» Work instructions
Report how many lines in the data below hold the string "signal". Nothing else should appear in the answer.

» Given data
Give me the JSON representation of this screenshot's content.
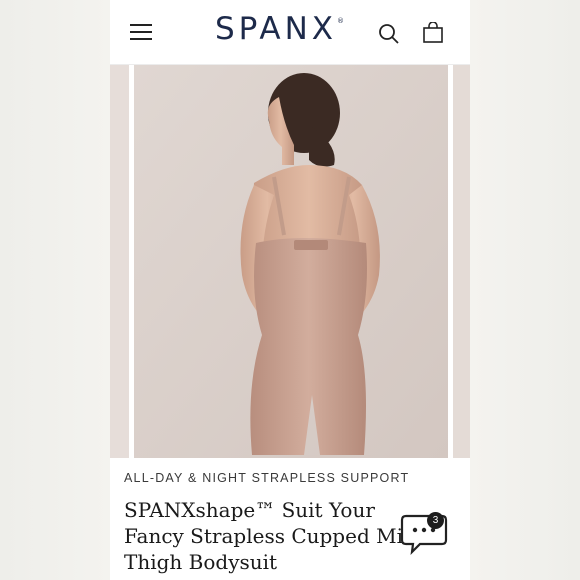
{
  "header": {
    "logo_text": "SPANX",
    "logo_mark": "®",
    "menu_icon": "hamburger-icon",
    "search_icon": "search-icon",
    "bag_icon": "shopping-bag-icon"
  },
  "product": {
    "subtitle": "ALL-DAY & NIGHT STRAPLESS SUPPORT",
    "title": "SPANXshape™ Suit Your Fancy Strapless Cupped Mid-Thigh Bodysuit"
  },
  "chat": {
    "icon": "chat-bubble-icon",
    "badge_count": "3"
  },
  "colors": {
    "brand": "#1d2a4a",
    "photo_bg": "#d9cfca",
    "garment": "#caa493"
  }
}
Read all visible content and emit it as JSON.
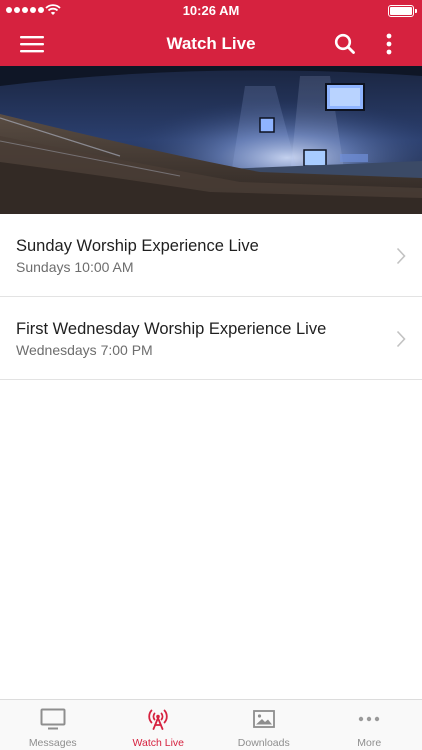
{
  "status_bar": {
    "time": "10:26 AM",
    "signal_icon": "signal-dots-icon",
    "wifi_icon": "wifi-icon",
    "battery_icon": "battery-icon"
  },
  "nav": {
    "title": "Watch Live",
    "menu_icon": "hamburger-menu-icon",
    "search_icon": "search-icon",
    "more_icon": "more-vertical-icon"
  },
  "theme": {
    "brand": "#d6223f",
    "tab_inactive": "#8e8e8e",
    "separator": "#e3e3e3"
  },
  "list": {
    "items": [
      {
        "title": "Sunday Worship Experience Live",
        "subtitle": "Sundays 10:00 AM"
      },
      {
        "title": "First Wednesday Worship Experience Live",
        "subtitle": "Wednesdays 7:00 PM"
      }
    ]
  },
  "tabs": [
    {
      "label": "Messages",
      "icon": "tv-icon",
      "active": false
    },
    {
      "label": "Watch Live",
      "icon": "broadcast-icon",
      "active": true
    },
    {
      "label": "Downloads",
      "icon": "image-icon",
      "active": false
    },
    {
      "label": "More",
      "icon": "more-horizontal-icon",
      "active": false
    }
  ]
}
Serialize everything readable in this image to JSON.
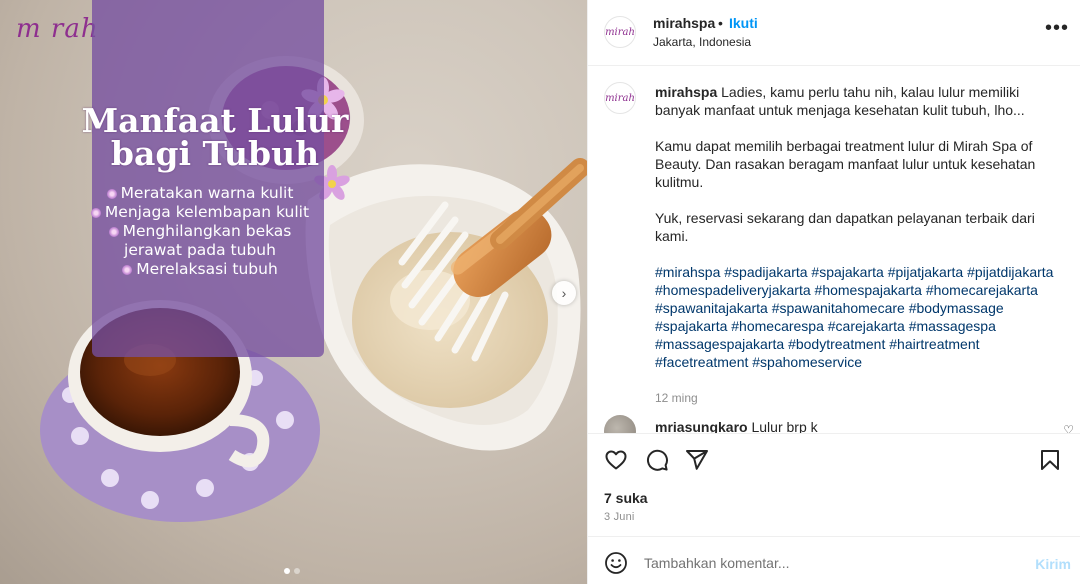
{
  "post_image": {
    "logo_text": "m rah",
    "headline_line1": "Manfaat Lulur",
    "headline_line2": "bagi Tubuh",
    "benefits": [
      "Meratakan warna kulit",
      "Menjaga kelembapan kulit",
      "Menghilangkan bekas",
      "jerawat pada tubuh",
      "Merelaksasi tubuh"
    ],
    "next_glyph": "›",
    "pager_count": 2,
    "pager_active": 0
  },
  "header": {
    "avatar_text": "mirah",
    "username": "mirahspa",
    "separator": "•",
    "follow_label": "Ikuti",
    "location": "Jakarta, Indonesia",
    "more_glyph": "•••"
  },
  "caption": {
    "avatar_text": "mirah",
    "username": "mirahspa",
    "para1": "Ladies, kamu perlu tahu nih, kalau lulur memiliki banyak manfaat untuk menjaga kesehatan kulit tubuh, lho...",
    "para2": "Kamu dapat memilih berbagai treatment lulur di Mirah Spa of Beauty. Dan rasakan beragam manfaat lulur untuk kesehatan kulitmu.",
    "para3": "Yuk, reservasi sekarang dan dapatkan pelayanan terbaik dari kami.",
    "hashtags": "#mirahspa #spadijakarta #spajakarta #pijatjakarta #pijatdijakarta #homespadeliveryjakarta #homespajakarta #homecarejakarta #spawanitajakarta #spawanitahomecare #bodymassage #spajakarta #homecarespa #carejakarta #massagespa #massagespajakarta #bodytreatment #hairtreatment #facetreatment #spahomeservice",
    "time": "12 ming"
  },
  "comment": {
    "username": "mriasungkaro",
    "text": "Lulur brp k",
    "heart_glyph": "♡"
  },
  "actions": {
    "likes": "7 suka",
    "date": "3 Juni"
  },
  "add_comment": {
    "placeholder": "Tambahkan komentar...",
    "post_label": "Kirim"
  }
}
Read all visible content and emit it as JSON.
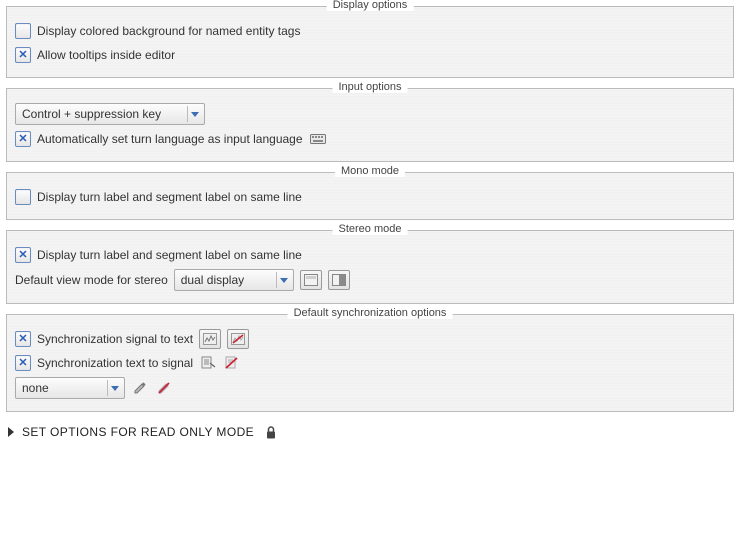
{
  "groups": {
    "display": {
      "title": "Display options",
      "coloredBg": "Display colored background for named entity tags",
      "tooltips": "Allow tooltips inside editor"
    },
    "input": {
      "title": "Input options",
      "combo": "Control + suppression key",
      "autoLang": "Automatically set turn language as input language"
    },
    "mono": {
      "title": "Mono mode",
      "sameLine": "Display turn label and segment label on same line"
    },
    "stereo": {
      "title": "Stereo mode",
      "sameLine": "Display turn label and segment label on same line",
      "defaultViewLabel": "Default view mode for stereo",
      "defaultViewValue": "dual display"
    },
    "sync": {
      "title": "Default synchronization options",
      "sigToText": "Synchronization signal to text",
      "textToSig": "Synchronization text to signal",
      "combo": "none"
    }
  },
  "expander": {
    "label": "SET OPTIONS FOR READ ONLY MODE"
  }
}
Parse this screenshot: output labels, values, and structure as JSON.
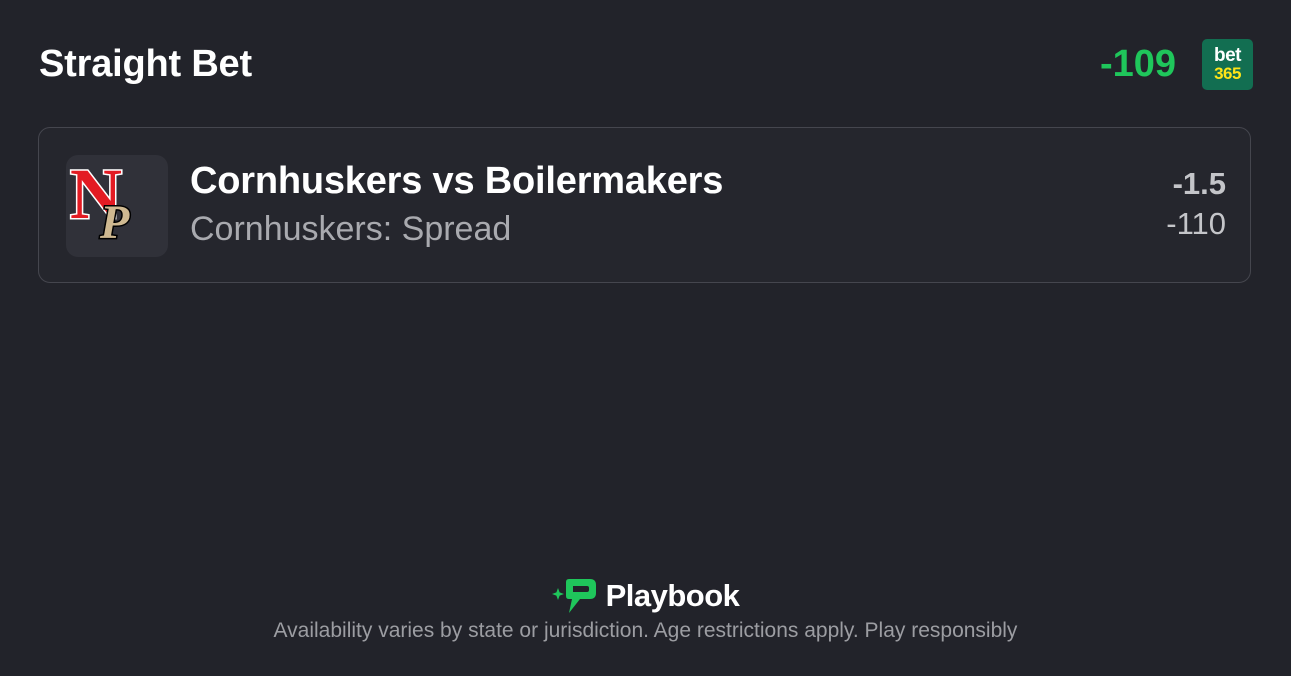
{
  "header": {
    "title": "Straight Bet",
    "odds": "-109",
    "sportsbook": {
      "logo_top": "bet",
      "logo_bottom": "365",
      "color": "#126e51"
    }
  },
  "bet": {
    "matchup": "Cornhuskers vs Boilermakers",
    "market": "Cornhuskers: Spread",
    "line": "-1.5",
    "price": "-110",
    "team_logos": {
      "home_letter": "N",
      "away_letter": "P"
    }
  },
  "footer": {
    "brand": "Playbook",
    "disclaimer": "Availability varies by state or jurisdiction. Age restrictions apply. Play responsibly"
  },
  "colors": {
    "background": "#22232a",
    "odds_green": "#1fc65b",
    "nebraska_red": "#e31b23",
    "purdue_gold": "#cfb991"
  }
}
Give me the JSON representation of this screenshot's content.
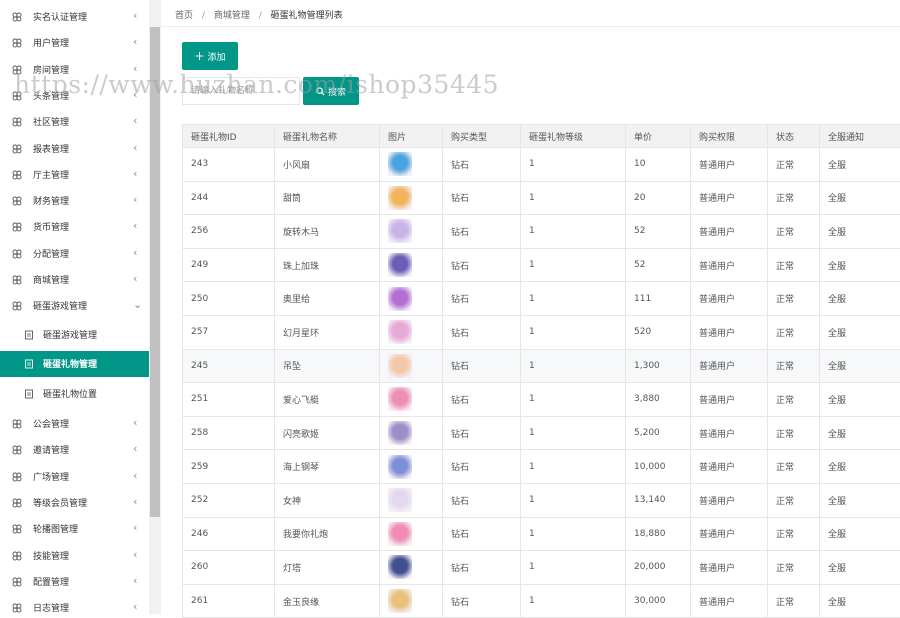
{
  "sidebar": {
    "items": [
      {
        "label": "实名认证管理",
        "chevron": "‹"
      },
      {
        "label": "用户管理",
        "chevron": "‹"
      },
      {
        "label": "房间管理",
        "chevron": "‹"
      },
      {
        "label": "头条管理",
        "chevron": "‹"
      },
      {
        "label": "社区管理",
        "chevron": "‹"
      },
      {
        "label": "报表管理",
        "chevron": "‹"
      },
      {
        "label": "厅主管理",
        "chevron": "‹"
      },
      {
        "label": "财务管理",
        "chevron": "‹"
      },
      {
        "label": "货币管理",
        "chevron": "‹"
      },
      {
        "label": "分配管理",
        "chevron": "‹"
      },
      {
        "label": "商城管理",
        "chevron": "‹"
      },
      {
        "label": "砸蛋游戏管理",
        "chevron": "⌄"
      }
    ],
    "subitems": [
      {
        "label": "砸蛋游戏管理"
      },
      {
        "label": "砸蛋礼物管理"
      },
      {
        "label": "砸蛋礼物位置"
      }
    ],
    "items_after": [
      {
        "label": "公会管理",
        "chevron": "‹"
      },
      {
        "label": "邀请管理",
        "chevron": "‹"
      },
      {
        "label": "广场管理",
        "chevron": "‹"
      },
      {
        "label": "等级会员管理",
        "chevron": "‹"
      },
      {
        "label": "轮播图管理",
        "chevron": "‹"
      },
      {
        "label": "技能管理",
        "chevron": "‹"
      },
      {
        "label": "配置管理",
        "chevron": "‹"
      },
      {
        "label": "日志管理",
        "chevron": "‹"
      }
    ]
  },
  "breadcrumb": {
    "home": "首页",
    "sep": "/",
    "level1": "商城管理",
    "current": "砸蛋礼物管理列表"
  },
  "toolbar": {
    "add_label": "添加",
    "search_placeholder": "请输入礼物名称",
    "search_label": "搜索"
  },
  "watermark": "https://www.huzhan.com/ishop35445",
  "table": {
    "headers": [
      "砸蛋礼物ID",
      "砸蛋礼物名称",
      "图片",
      "购买类型",
      "砸蛋礼物等级",
      "单价",
      "购买权限",
      "状态",
      "全服通知"
    ],
    "rows": [
      {
        "id": "243",
        "name": "小风扇",
        "type": "钻石",
        "level": "1",
        "price": "10",
        "perm": "普通用户",
        "status": "正常",
        "notify": "全服",
        "img": "#4aa3df"
      },
      {
        "id": "244",
        "name": "甜筒",
        "type": "钻石",
        "level": "1",
        "price": "20",
        "perm": "普通用户",
        "status": "正常",
        "notify": "全服",
        "img": "#f3b35a"
      },
      {
        "id": "256",
        "name": "旋转木马",
        "type": "钻石",
        "level": "1",
        "price": "52",
        "perm": "普通用户",
        "status": "正常",
        "notify": "全服",
        "img": "#c9b4e6"
      },
      {
        "id": "249",
        "name": "珠上加珠",
        "type": "钻石",
        "level": "1",
        "price": "52",
        "perm": "普通用户",
        "status": "正常",
        "notify": "全服",
        "img": "#6a5fb8"
      },
      {
        "id": "250",
        "name": "奥里给",
        "type": "钻石",
        "level": "1",
        "price": "111",
        "perm": "普通用户",
        "status": "正常",
        "notify": "全服",
        "img": "#b36fd6"
      },
      {
        "id": "257",
        "name": "幻月星环",
        "type": "钻石",
        "level": "1",
        "price": "520",
        "perm": "普通用户",
        "status": "正常",
        "notify": "全服",
        "img": "#e8a8d8"
      },
      {
        "id": "245",
        "name": "吊坠",
        "type": "钻石",
        "level": "1",
        "price": "1,300",
        "perm": "普通用户",
        "status": "正常",
        "notify": "全服",
        "img": "#f2c9a8"
      },
      {
        "id": "251",
        "name": "爱心飞艇",
        "type": "钻石",
        "level": "1",
        "price": "3,880",
        "perm": "普通用户",
        "status": "正常",
        "notify": "全服",
        "img": "#ef8fb6"
      },
      {
        "id": "258",
        "name": "闪亮歌姬",
        "type": "钻石",
        "level": "1",
        "price": "5,200",
        "perm": "普通用户",
        "status": "正常",
        "notify": "全服",
        "img": "#9b8ec9"
      },
      {
        "id": "259",
        "name": "海上钢琴",
        "type": "钻石",
        "level": "1",
        "price": "10,000",
        "perm": "普通用户",
        "status": "正常",
        "notify": "全服",
        "img": "#7f8fd6"
      },
      {
        "id": "252",
        "name": "女神",
        "type": "钻石",
        "level": "1",
        "price": "13,140",
        "perm": "普通用户",
        "status": "正常",
        "notify": "全服",
        "img": "#e4d8ee"
      },
      {
        "id": "246",
        "name": "我要你礼炮",
        "type": "钻石",
        "level": "1",
        "price": "18,880",
        "perm": "普通用户",
        "status": "正常",
        "notify": "全服",
        "img": "#f08cb6"
      },
      {
        "id": "260",
        "name": "灯塔",
        "type": "钻石",
        "level": "1",
        "price": "20,000",
        "perm": "普通用户",
        "status": "正常",
        "notify": "全服",
        "img": "#3f4f8f"
      },
      {
        "id": "261",
        "name": "金玉良缘",
        "type": "钻石",
        "level": "1",
        "price": "30,000",
        "perm": "普通用户",
        "status": "正常",
        "notify": "全服",
        "img": "#e9c27a"
      }
    ]
  },
  "colors": {
    "accent": "#009688",
    "header_bg": "#f2f2f2",
    "border": "#e6e6e6"
  }
}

» Output of the task
3